When I had my own children, I made a deliberate decision and expended considerable effort to ensure that they had the opportunity to build a strong relationship with their grandmother. I persevered in that effort, even in the face of emotionally violent disagreements between me and my mother, when it felt like it would have been easier to cut the ties. I am grateful beyond words that I did not give up because the Vietnam trip is one of the many returns on that investment and effort. On deeper reflection, I realise, even though I may not have been able to articulate it before, that it is the recognition of the value of my grandmother’s gift to me that made me want the same for my children.
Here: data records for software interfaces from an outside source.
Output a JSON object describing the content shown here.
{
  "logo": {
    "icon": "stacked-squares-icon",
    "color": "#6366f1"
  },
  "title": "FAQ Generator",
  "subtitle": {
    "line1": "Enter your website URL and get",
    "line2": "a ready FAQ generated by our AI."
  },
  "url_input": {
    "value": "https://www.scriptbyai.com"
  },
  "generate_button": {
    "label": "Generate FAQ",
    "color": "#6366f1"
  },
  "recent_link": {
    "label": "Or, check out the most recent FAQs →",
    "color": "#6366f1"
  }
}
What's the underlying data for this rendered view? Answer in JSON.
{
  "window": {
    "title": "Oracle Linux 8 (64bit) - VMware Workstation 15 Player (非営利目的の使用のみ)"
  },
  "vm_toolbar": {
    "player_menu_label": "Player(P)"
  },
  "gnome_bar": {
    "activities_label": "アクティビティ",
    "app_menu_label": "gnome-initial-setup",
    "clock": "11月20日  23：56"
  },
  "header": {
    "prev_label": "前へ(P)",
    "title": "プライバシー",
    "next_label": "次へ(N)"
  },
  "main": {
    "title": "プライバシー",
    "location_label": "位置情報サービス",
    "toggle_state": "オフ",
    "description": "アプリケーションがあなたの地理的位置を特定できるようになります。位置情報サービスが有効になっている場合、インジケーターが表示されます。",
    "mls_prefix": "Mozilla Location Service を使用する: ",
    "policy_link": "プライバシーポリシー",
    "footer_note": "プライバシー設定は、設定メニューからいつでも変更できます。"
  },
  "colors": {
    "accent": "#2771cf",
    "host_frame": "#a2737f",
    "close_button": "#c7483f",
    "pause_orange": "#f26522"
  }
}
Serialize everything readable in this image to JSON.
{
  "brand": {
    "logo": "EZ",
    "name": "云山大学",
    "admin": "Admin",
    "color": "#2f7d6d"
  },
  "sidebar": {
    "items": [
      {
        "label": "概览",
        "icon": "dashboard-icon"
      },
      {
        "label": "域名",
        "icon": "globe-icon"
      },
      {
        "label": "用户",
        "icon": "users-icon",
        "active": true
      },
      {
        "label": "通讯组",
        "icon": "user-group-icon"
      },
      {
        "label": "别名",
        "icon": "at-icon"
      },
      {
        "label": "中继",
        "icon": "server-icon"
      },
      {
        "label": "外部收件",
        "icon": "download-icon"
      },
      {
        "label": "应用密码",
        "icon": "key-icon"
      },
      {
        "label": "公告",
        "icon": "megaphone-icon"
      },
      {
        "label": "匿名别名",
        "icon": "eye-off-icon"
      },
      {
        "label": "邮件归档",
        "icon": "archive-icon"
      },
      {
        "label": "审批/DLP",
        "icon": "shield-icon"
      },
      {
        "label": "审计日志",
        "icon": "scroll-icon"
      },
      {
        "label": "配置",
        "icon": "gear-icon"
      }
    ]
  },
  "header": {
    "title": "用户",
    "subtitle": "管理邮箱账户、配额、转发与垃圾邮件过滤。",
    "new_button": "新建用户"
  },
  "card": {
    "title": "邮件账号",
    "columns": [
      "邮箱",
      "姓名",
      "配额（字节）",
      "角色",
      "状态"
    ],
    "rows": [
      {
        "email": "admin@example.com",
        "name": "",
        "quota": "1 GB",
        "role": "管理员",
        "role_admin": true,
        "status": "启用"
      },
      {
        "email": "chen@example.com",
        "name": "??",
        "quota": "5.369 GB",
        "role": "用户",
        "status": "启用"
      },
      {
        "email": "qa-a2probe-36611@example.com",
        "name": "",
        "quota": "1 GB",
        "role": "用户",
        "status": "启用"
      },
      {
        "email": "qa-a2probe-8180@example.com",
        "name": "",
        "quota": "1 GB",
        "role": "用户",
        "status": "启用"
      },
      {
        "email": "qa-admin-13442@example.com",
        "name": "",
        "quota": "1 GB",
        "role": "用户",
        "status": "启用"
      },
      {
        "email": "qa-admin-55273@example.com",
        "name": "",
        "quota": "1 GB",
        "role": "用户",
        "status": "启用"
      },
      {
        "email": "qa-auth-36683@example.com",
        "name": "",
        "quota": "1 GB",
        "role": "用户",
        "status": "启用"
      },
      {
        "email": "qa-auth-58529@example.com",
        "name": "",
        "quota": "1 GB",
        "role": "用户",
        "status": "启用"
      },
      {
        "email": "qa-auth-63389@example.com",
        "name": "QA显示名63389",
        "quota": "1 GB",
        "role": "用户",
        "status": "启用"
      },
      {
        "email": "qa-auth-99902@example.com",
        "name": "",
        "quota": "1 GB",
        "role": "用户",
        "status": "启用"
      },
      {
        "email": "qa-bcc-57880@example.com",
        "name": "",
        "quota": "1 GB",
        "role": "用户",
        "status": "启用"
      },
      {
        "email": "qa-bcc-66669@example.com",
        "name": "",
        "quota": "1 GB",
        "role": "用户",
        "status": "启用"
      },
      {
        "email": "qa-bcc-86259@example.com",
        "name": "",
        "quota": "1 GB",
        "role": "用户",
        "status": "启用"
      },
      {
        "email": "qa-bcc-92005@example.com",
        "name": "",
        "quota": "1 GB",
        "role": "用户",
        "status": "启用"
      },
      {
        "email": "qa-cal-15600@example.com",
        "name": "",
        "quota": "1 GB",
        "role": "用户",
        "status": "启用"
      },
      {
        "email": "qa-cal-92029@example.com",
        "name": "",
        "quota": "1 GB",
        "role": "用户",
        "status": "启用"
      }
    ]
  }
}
The mother that my mother describes is not the grandmother I experienced. The grandmother that my children experience today is not the mother my sister and I experienced. I think the separation of a generation provides a perspective that adds a whole new dimension to matrilineal interactions. So grandmothers can do things in a way that mothers cannot and fostering those interactions had added a richness and depth to my daughters’ lives. My mother is here because of her mother. I am here because of my mother, and my daughter is here because of me. In a way, my daughter and her grandmother are enjoying this Mother’s Day, an ocean and two continents away, because of the powerful impact of my own grandmother in my life. My mother and daughter are carrying on the journey my grandmother and I began which was interrupted by her death 30 years ago. The circle of love continues and I feel a sense of completion in the way things have worked out. In more ways than just DNA transmission, none of us would be here without my grandmother, and I never got a chance to thank her for all that she so freely gave me. So as I wish my mother a Happy Mother’s Day, I dedicate this reflection with love and gratitude to my Athamma whose unconditional love and affirmation of my worthiness helped to lay the foundation for the person I am today.